** TASK TO CARRY OUT **
Write out all the data again, exactly as shown.

** THE RECORDS **

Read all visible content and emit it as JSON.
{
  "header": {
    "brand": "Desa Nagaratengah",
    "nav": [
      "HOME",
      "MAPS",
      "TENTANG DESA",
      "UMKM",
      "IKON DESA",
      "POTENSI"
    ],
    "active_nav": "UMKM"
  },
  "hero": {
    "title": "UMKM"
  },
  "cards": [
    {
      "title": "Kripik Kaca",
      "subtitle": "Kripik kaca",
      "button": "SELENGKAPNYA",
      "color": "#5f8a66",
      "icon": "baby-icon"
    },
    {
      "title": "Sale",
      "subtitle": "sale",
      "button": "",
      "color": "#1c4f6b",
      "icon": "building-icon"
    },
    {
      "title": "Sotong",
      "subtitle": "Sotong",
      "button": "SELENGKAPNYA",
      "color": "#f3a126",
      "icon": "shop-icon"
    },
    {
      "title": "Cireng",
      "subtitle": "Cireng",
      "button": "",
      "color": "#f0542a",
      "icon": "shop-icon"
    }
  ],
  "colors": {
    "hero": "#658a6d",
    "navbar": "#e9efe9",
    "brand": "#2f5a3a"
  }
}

** YOUR RESPONSE **
Read all visible content and emit it as JSON.
{
  "header": {
    "brand": "Desa Nagaratengah",
    "nav": [
      "HOME",
      "MAPS",
      "TENTANG DESA",
      "UMKM",
      "IKON DESA",
      "POTENSI"
    ],
    "active_nav": "UMKM"
  },
  "hero": {
    "title": "UMKM"
  },
  "cards": [
    {
      "title": "Kripik Kaca",
      "subtitle": "Kripik kaca",
      "button": "SELENGKAPNYA",
      "color": "#5f8a66",
      "icon": "baby-icon"
    },
    {
      "title": "Sale",
      "subtitle": "sale",
      "button": "",
      "color": "#1c4f6b",
      "icon": "building-icon"
    },
    {
      "title": "Sotong",
      "subtitle": "Sotong",
      "button": "SELENGKAPNYA",
      "color": "#f3a126",
      "icon": "shop-icon"
    },
    {
      "title": "Cireng",
      "subtitle": "Cireng",
      "button": "",
      "color": "#f0542a",
      "icon": "shop-icon"
    }
  ],
  "colors": {
    "hero": "#658a6d",
    "navbar": "#e9efe9",
    "brand": "#2f5a3a"
  }
}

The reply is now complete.